_RECORDS TO PROCESS_.
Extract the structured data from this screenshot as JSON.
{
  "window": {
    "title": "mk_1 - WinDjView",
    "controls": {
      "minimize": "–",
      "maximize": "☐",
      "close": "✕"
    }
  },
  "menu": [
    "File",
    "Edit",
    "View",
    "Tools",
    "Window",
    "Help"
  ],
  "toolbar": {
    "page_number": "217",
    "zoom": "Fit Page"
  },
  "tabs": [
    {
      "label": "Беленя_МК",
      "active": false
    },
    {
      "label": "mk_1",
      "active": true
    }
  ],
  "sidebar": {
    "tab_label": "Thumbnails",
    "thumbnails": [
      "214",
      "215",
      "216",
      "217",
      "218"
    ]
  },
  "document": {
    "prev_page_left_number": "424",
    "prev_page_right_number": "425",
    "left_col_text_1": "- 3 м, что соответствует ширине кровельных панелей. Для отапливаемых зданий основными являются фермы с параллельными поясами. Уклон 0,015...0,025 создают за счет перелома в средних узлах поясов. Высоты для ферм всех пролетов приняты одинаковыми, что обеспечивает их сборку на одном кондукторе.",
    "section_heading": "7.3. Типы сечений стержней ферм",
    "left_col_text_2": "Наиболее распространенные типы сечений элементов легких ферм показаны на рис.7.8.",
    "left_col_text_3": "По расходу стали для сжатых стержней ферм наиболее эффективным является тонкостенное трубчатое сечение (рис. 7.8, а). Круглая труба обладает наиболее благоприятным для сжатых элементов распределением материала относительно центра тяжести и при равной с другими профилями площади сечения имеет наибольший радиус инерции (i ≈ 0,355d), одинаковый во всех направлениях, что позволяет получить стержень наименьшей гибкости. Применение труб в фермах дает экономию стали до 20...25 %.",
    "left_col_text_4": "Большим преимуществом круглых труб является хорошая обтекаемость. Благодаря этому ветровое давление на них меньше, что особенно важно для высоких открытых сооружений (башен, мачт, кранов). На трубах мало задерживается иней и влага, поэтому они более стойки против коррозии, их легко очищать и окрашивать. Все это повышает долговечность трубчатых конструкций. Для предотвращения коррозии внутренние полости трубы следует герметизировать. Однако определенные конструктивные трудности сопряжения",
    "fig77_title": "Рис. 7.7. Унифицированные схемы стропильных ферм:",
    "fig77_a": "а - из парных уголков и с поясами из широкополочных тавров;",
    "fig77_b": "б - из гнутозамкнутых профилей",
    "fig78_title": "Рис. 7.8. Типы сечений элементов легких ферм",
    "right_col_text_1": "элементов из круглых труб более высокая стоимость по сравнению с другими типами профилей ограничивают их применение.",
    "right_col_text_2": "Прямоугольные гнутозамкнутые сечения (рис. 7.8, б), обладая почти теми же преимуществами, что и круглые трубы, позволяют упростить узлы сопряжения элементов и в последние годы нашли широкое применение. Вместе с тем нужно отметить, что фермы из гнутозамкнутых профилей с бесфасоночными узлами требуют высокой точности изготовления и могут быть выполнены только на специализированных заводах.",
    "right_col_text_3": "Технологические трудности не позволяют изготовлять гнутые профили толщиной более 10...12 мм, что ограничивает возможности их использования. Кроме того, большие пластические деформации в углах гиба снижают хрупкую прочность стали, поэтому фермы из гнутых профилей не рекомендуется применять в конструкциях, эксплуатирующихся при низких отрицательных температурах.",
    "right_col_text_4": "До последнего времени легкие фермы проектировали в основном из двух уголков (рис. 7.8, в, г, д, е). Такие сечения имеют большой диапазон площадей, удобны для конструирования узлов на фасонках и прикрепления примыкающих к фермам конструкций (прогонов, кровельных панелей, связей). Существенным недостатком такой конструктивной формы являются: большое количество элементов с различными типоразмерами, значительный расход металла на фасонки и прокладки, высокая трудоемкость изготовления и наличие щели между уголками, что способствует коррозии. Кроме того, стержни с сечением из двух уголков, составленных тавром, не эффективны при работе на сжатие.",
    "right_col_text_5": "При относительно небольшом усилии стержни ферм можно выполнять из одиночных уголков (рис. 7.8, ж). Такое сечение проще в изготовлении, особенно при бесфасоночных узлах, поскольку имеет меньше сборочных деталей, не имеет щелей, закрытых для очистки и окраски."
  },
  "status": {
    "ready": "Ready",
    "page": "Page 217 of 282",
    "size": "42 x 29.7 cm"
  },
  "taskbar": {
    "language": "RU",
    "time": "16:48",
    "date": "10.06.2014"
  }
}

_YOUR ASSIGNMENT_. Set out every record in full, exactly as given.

_EXERCISE OUTPUT_.
Extract the structured data from this screenshot as JSON.
{
  "window": {
    "title": "mk_1 - WinDjView",
    "controls": {
      "minimize": "–",
      "maximize": "☐",
      "close": "✕"
    }
  },
  "menu": [
    "File",
    "Edit",
    "View",
    "Tools",
    "Window",
    "Help"
  ],
  "toolbar": {
    "page_number": "217",
    "zoom": "Fit Page"
  },
  "tabs": [
    {
      "label": "Беленя_МК",
      "active": false
    },
    {
      "label": "mk_1",
      "active": true
    }
  ],
  "sidebar": {
    "tab_label": "Thumbnails",
    "thumbnails": [
      "214",
      "215",
      "216",
      "217",
      "218"
    ]
  },
  "document": {
    "prev_page_left_number": "424",
    "prev_page_right_number": "425",
    "left_col_text_1": "- 3 м, что соответствует ширине кровельных панелей. Для отапливаемых зданий основными являются фермы с параллельными поясами. Уклон 0,015...0,025 создают за счет перелома в средних узлах поясов. Высоты для ферм всех пролетов приняты одинаковыми, что обеспечивает их сборку на одном кондукторе.",
    "section_heading": "7.3. Типы сечений стержней ферм",
    "left_col_text_2": "Наиболее распространенные типы сечений элементов легких ферм показаны на рис.7.8.",
    "left_col_text_3": "По расходу стали для сжатых стержней ферм наиболее эффективным является тонкостенное трубчатое сечение (рис. 7.8, а). Круглая труба обладает наиболее благоприятным для сжатых элементов распределением материала относительно центра тяжести и при равной с другими профилями площади сечения имеет наибольший радиус инерции (i ≈ 0,355d), одинаковый во всех направлениях, что позволяет получить стержень наименьшей гибкости. Применение труб в фермах дает экономию стали до 20...25 %.",
    "left_col_text_4": "Большим преимуществом круглых труб является хорошая обтекаемость. Благодаря этому ветровое давление на них меньше, что особенно важно для высоких открытых сооружений (башен, мачт, кранов). На трубах мало задерживается иней и влага, поэтому они более стойки против коррозии, их легко очищать и окрашивать. Все это повышает долговечность трубчатых конструкций. Для предотвращения коррозии внутренние полости трубы следует герметизировать. Однако определенные конструктивные трудности сопряжения",
    "fig77_title": "Рис. 7.7. Унифицированные схемы стропильных ферм:",
    "fig77_a": "а - из парных уголков и с поясами из широкополочных тавров;",
    "fig77_b": "б - из гнутозамкнутых профилей",
    "fig78_title": "Рис. 7.8. Типы сечений элементов легких ферм",
    "right_col_text_1": "элементов из круглых труб более высокая стоимость по сравнению с другими типами профилей ограничивают их применение.",
    "right_col_text_2": "Прямоугольные гнутозамкнутые сечения (рис. 7.8, б), обладая почти теми же преимуществами, что и круглые трубы, позволяют упростить узлы сопряжения элементов и в последние годы нашли широкое применение. Вместе с тем нужно отметить, что фермы из гнутозамкнутых профилей с бесфасоночными узлами требуют высокой точности изготовления и могут быть выполнены только на специализированных заводах.",
    "right_col_text_3": "Технологические трудности не позволяют изготовлять гнутые профили толщиной более 10...12 мм, что ограничивает возможности их использования. Кроме того, большие пластические деформации в углах гиба снижают хрупкую прочность стали, поэтому фермы из гнутых профилей не рекомендуется применять в конструкциях, эксплуатирующихся при низких отрицательных температурах.",
    "right_col_text_4": "До последнего времени легкие фермы проектировали в основном из двух уголков (рис. 7.8, в, г, д, е). Такие сечения имеют большой диапазон площадей, удобны для конструирования узлов на фасонках и прикрепления примыкающих к фермам конструкций (прогонов, кровельных панелей, связей). Существенным недостатком такой конструктивной формы являются: большое количество элементов с различными типоразмерами, значительный расход металла на фасонки и прокладки, высокая трудоемкость изготовления и наличие щели между уголками, что способствует коррозии. Кроме того, стержни с сечением из двух уголков, составленных тавром, не эффективны при работе на сжатие.",
    "right_col_text_5": "При относительно небольшом усилии стержни ферм можно выполнять из одиночных уголков (рис. 7.8, ж). Такое сечение проще в изготовлении, особенно при бесфасоночных узлах, поскольку имеет меньше сборочных деталей, не имеет щелей, закрытых для очистки и окраски."
  },
  "status": {
    "ready": "Ready",
    "page": "Page 217 of 282",
    "size": "42 x 29.7 cm"
  },
  "taskbar": {
    "language": "RU",
    "time": "16:48",
    "date": "10.06.2014"
  }
}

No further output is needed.